Filter the entries and keep only the lines where the string "Show" appears.
** Opening Extracted records block **
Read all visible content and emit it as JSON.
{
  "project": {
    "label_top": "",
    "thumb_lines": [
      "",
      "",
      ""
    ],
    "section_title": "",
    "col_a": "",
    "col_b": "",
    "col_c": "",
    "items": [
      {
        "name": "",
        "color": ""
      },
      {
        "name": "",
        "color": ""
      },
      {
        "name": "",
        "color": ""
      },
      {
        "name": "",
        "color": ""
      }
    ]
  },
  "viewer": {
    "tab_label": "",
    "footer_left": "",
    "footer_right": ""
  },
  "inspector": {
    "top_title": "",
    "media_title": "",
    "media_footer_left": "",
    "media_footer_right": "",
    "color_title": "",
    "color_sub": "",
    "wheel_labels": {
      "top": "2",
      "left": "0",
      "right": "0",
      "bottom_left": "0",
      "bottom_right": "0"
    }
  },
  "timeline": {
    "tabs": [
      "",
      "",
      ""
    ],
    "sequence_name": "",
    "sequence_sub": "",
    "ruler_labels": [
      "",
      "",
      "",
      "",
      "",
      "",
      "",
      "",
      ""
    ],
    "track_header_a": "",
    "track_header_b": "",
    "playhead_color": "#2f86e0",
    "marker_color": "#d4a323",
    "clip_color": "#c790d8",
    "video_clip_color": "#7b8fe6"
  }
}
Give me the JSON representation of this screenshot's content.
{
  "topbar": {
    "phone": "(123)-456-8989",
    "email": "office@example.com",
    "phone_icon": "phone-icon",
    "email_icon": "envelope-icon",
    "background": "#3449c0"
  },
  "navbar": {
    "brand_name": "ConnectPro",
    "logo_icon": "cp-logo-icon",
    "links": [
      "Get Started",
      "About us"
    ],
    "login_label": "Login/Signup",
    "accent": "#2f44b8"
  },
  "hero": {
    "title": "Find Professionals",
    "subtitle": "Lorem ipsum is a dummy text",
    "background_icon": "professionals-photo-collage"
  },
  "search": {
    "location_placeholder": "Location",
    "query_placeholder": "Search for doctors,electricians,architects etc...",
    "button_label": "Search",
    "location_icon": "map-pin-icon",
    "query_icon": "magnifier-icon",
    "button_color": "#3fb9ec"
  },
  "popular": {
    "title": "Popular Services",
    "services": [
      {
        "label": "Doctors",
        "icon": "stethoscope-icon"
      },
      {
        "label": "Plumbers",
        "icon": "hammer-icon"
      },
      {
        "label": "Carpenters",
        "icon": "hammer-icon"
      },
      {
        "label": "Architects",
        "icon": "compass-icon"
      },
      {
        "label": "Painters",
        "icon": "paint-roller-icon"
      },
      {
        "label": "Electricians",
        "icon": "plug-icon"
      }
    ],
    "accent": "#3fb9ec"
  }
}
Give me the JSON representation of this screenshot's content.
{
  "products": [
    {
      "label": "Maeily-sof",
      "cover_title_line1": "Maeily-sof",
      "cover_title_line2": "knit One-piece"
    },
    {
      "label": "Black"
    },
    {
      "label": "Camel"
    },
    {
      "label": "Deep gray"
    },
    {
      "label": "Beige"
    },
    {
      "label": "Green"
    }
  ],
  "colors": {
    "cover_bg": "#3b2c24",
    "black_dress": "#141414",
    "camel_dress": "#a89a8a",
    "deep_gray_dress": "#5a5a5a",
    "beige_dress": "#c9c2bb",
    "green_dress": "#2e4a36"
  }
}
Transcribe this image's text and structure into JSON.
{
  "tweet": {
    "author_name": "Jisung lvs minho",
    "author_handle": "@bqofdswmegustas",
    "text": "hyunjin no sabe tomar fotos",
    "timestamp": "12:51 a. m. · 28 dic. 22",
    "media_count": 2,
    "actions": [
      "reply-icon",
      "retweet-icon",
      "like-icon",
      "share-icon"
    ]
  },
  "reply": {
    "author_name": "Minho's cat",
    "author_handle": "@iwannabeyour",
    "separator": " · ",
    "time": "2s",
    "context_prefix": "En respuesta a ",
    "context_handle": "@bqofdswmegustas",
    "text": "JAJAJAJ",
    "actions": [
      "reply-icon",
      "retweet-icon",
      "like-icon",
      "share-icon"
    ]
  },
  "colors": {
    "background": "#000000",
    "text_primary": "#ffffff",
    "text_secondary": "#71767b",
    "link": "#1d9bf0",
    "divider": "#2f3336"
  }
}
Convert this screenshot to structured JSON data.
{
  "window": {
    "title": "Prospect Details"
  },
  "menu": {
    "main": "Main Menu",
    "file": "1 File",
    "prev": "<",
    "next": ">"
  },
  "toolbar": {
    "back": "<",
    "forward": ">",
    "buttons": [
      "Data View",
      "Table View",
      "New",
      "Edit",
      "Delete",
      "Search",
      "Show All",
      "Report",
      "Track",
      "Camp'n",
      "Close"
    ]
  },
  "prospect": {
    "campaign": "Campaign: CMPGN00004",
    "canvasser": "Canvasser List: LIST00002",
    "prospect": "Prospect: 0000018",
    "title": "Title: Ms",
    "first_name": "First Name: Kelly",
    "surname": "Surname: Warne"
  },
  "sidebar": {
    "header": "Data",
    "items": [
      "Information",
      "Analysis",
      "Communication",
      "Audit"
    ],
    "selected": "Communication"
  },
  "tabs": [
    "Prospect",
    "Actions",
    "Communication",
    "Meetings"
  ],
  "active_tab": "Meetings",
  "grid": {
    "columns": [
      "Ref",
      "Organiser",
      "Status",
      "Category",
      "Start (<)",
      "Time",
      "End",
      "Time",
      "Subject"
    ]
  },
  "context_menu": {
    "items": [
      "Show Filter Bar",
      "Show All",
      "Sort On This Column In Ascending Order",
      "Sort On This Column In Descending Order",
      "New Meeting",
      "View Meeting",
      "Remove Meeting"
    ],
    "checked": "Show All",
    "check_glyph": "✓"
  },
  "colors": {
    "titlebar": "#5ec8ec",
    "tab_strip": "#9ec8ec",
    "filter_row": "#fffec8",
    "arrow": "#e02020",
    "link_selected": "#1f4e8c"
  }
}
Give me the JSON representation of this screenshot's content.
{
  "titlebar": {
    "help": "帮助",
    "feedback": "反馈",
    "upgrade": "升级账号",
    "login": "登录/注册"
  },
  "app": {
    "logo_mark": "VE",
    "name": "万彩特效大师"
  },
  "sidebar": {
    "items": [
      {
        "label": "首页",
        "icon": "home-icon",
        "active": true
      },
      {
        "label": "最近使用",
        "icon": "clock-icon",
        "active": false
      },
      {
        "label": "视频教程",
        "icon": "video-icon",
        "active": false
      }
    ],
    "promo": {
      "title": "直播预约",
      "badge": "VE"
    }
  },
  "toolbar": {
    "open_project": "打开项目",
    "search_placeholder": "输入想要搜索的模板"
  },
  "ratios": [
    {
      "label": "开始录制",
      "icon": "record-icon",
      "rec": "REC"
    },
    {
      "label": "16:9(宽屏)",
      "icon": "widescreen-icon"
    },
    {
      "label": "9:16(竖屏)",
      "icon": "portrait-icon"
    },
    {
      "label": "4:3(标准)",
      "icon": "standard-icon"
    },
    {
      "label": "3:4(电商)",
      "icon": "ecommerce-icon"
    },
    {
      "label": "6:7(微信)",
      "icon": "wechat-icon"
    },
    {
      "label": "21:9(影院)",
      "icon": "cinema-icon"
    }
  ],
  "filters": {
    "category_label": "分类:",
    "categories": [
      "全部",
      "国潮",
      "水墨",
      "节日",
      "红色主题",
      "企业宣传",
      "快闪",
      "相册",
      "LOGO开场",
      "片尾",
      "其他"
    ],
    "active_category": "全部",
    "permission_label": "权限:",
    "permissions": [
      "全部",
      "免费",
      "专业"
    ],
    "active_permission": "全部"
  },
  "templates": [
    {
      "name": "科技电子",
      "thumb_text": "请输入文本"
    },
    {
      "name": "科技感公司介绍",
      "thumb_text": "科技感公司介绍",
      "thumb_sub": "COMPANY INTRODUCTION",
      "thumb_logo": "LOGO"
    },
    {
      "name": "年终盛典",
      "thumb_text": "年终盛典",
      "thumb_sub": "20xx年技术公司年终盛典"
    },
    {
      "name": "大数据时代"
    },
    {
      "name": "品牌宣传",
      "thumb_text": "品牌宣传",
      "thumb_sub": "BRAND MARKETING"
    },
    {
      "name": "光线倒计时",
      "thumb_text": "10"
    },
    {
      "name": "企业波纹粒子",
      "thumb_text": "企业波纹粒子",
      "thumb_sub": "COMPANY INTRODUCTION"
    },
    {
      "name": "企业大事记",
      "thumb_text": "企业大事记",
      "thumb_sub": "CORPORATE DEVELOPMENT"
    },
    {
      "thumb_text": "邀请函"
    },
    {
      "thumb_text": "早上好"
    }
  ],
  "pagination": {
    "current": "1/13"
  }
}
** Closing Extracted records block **
**Answer space:**
      "Show All",
      "Show Filter Bar",
      "Show All",
    "checked": "Show All",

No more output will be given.